The Irish have pulled off a cracking upset; the Dutch gave England a fright, too.
But if there are any alarm bells ringing in the New Zealand camp ahead of tonight's contest with Zimbabwe, it would be very surprising. And frankly I'd be worried if that was the case.
New Zealand have historically had problems playing top-class spin bowling and good quality fast, or fast-medium bowlers.
But the Black Caps generally handle the lightweight opponents in World Cup pool play pretty comfortably.
Zimbabwe are expected to bowl plenty of overs of spin, but not of the calibre of Indian, Sri Lankan and Pakistani spinners, or of England's Graeme Swann or even South Africa's newcomer Imran Tahir.
Zimbabwe may be showing signs of improvement, but they're still some way short of New Zealand, provided Dan Vettori's men play with the skill and competitiveness they are capable of.
It was surprising that two of the senior players, Kyle Mills and Jacob Oram, were left out of the New Zealand team which was thumped by Australia last weekend.

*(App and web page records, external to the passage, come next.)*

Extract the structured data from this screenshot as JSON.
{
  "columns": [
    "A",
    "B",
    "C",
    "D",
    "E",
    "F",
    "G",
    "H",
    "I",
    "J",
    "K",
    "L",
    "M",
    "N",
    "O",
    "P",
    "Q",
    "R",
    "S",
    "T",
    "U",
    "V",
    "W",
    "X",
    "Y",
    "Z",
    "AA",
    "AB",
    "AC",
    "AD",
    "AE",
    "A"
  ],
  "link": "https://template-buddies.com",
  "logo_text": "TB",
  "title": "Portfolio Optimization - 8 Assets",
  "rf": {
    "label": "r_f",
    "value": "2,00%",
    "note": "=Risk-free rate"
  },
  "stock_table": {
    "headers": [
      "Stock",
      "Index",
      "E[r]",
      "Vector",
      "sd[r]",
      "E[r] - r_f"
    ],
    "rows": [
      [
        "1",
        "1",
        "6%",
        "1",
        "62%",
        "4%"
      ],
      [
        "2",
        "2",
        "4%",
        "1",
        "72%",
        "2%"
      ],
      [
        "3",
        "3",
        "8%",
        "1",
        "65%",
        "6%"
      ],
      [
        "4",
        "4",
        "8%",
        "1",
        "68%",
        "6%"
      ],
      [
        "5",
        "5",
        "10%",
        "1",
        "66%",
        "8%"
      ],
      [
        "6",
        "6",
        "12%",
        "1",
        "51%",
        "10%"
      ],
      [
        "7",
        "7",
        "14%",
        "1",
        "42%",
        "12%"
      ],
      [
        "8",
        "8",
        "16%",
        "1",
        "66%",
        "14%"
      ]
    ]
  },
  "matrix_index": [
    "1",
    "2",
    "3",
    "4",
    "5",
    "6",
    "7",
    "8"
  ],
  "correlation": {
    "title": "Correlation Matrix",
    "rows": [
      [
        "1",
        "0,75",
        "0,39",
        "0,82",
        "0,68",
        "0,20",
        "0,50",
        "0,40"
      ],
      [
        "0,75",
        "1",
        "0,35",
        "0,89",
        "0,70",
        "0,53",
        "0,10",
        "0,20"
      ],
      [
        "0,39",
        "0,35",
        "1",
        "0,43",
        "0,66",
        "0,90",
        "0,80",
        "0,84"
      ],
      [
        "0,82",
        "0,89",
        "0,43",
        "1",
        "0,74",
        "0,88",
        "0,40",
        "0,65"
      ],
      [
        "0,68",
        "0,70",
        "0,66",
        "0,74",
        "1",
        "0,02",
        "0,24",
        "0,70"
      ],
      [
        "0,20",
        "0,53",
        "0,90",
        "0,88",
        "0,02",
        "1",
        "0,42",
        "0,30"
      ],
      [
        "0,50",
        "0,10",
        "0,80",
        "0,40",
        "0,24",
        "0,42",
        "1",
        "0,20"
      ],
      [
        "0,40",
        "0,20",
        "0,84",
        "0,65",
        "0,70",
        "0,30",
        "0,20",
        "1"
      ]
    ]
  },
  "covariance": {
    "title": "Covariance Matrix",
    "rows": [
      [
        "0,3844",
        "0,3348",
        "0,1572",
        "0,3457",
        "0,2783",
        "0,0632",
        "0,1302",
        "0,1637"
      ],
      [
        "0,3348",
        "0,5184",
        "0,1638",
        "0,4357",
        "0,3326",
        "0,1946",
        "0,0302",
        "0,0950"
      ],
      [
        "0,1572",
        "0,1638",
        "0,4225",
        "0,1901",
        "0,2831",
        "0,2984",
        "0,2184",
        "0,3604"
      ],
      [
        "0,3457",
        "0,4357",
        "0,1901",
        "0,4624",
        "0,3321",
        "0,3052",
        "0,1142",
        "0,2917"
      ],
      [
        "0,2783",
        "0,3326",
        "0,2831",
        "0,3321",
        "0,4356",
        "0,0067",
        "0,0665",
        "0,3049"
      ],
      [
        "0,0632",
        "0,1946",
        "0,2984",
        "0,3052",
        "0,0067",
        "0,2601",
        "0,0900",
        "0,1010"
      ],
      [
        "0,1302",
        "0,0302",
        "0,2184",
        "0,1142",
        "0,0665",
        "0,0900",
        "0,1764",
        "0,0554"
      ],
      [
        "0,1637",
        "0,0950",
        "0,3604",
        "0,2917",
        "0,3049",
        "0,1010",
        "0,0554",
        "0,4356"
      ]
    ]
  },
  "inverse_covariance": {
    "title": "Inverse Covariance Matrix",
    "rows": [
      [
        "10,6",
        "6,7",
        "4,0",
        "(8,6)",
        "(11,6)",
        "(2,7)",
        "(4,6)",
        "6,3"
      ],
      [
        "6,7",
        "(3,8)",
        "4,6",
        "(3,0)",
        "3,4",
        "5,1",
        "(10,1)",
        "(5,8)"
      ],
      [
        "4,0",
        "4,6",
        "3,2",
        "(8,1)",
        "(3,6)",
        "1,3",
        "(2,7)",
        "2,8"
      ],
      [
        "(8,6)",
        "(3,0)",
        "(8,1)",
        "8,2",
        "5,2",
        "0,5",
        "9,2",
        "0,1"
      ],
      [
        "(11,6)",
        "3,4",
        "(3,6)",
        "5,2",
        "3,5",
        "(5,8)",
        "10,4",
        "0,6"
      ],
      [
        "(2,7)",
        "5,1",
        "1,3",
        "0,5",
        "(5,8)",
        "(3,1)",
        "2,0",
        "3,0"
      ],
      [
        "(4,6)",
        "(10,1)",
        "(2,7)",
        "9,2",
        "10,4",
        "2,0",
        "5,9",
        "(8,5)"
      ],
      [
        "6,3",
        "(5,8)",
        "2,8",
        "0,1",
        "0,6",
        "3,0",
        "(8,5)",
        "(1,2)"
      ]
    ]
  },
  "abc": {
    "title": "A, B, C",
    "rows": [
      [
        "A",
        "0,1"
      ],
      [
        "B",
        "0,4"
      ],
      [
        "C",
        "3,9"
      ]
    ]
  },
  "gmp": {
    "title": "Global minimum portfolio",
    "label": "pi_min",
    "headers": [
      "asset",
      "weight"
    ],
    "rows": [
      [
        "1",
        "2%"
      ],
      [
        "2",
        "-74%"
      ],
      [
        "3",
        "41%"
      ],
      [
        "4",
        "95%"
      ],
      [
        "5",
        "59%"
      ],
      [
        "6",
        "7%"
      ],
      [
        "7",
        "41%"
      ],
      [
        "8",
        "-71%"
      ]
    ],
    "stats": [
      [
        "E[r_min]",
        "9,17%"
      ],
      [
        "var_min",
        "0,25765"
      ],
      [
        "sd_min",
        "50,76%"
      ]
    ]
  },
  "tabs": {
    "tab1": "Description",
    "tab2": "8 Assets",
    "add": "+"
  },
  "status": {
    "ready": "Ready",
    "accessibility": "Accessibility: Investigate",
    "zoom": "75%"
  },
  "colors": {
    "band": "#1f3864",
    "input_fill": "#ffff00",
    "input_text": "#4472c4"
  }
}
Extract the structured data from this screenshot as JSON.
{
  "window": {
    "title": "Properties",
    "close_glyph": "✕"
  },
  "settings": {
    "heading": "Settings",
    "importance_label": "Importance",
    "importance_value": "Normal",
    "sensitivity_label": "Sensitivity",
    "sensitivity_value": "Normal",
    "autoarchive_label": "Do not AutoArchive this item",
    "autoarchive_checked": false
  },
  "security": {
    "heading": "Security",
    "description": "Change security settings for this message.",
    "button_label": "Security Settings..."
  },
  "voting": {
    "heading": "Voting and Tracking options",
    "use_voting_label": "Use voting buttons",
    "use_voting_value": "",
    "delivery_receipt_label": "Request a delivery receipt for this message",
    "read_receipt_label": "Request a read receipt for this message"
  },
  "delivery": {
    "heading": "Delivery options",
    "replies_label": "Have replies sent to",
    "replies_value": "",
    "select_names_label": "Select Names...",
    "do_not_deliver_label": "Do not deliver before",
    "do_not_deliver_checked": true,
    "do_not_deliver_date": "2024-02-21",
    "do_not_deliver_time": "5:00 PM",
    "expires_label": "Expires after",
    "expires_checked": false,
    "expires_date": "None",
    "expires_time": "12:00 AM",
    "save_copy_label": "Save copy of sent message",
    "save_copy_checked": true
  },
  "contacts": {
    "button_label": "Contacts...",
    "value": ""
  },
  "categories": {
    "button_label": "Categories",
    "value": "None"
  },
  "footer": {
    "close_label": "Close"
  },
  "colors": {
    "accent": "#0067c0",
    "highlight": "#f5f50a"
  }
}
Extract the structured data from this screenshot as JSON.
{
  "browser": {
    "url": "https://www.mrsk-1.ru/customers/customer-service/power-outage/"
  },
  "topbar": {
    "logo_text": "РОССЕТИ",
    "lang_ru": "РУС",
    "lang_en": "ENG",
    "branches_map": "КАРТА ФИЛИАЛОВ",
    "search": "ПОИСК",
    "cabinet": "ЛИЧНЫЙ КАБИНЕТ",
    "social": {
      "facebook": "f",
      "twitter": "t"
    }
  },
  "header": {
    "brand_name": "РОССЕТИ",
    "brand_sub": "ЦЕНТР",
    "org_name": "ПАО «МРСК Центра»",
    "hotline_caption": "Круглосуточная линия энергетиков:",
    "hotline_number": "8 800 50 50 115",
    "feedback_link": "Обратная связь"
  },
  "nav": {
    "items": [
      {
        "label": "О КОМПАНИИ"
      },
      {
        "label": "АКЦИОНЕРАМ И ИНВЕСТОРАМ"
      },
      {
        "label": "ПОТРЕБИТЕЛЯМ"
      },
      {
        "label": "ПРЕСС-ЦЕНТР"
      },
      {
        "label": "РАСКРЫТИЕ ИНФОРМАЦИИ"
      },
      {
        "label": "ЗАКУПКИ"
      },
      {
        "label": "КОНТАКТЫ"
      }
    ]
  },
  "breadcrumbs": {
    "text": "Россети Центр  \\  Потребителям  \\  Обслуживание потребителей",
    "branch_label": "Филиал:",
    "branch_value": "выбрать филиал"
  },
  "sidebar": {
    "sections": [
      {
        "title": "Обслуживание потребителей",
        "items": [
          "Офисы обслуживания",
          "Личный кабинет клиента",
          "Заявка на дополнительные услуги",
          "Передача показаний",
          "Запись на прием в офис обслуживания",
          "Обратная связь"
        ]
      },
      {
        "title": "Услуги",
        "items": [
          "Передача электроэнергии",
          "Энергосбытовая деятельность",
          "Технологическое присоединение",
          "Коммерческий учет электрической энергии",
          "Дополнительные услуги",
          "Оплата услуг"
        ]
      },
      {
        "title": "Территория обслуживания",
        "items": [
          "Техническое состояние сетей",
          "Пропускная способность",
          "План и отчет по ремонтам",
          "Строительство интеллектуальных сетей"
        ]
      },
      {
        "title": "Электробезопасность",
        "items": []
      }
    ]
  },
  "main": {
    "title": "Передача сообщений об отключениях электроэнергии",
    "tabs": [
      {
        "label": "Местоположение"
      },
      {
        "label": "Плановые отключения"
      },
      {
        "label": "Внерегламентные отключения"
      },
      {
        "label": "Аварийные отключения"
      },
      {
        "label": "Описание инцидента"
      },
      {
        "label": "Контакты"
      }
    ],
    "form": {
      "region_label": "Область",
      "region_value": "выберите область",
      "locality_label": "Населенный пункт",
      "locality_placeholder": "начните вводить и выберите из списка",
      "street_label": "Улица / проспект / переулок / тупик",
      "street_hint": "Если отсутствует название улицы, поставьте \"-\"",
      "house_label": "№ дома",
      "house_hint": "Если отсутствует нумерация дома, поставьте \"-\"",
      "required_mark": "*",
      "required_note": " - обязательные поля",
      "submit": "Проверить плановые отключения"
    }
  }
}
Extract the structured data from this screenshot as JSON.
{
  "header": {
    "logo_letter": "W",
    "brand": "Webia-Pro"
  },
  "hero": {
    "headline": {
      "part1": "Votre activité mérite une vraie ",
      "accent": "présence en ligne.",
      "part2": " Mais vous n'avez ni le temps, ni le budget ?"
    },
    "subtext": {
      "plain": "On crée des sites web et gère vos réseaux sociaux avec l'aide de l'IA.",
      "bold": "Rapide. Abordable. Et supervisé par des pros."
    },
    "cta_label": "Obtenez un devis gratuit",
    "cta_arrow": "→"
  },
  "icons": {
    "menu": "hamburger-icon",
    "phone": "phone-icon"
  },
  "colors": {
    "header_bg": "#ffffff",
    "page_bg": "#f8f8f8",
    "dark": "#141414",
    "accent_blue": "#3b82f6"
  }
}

In my book, experience is a critical factor when it comes to big games in a World Cup.
It should have been a no-brainer that those two would be playing.
That's not to say they would have prevented the beating New Zealand took in Nagpur, but it seemed strange that they were sitting on the wrong side of the boundary.
That selection bungle should be put right today in Ahmedabad. New Zealand will want a strong, cohesive performance against Zimbabwe to inject life into their campaign with tough games against Pakistan and Sri Lanka still to come.
What to do about the minnows?
The International Cricket Council has said the 14 teams will reduce to 10 for 2015 - that is, the nine test-playing nations and most likely Zimbabwe, who play international ODIs. The trade-off is more T20 opportunities.
It's not ideal, but some of the games at the cup between two lightweight nations are not much chop from a broadcasting perspective.
The ICC needs to be aware of improving the overall quality, while keeping the associate countries part of the plan. It's a tricky balancing act.
To this point, India and South Africa stand out to me as the pick of the teams with a chance of winning the cup. Australia will be there, or thereabouts, and have looked pretty solid. Sri Lanka and Pakistan are chipping away and will rate themselves as decent contenders.
England look off the pace, with a bowling unit who seem unable to defend anything. Their inability to prevent Ireland getting past their 327 told a story of bowlers being tired, not thinking properly and being ripe for the taking.
Unless they can rediscover urgency, accuracy and aggression with the ball and in the field, their chances of winning the cup for the first time are remote.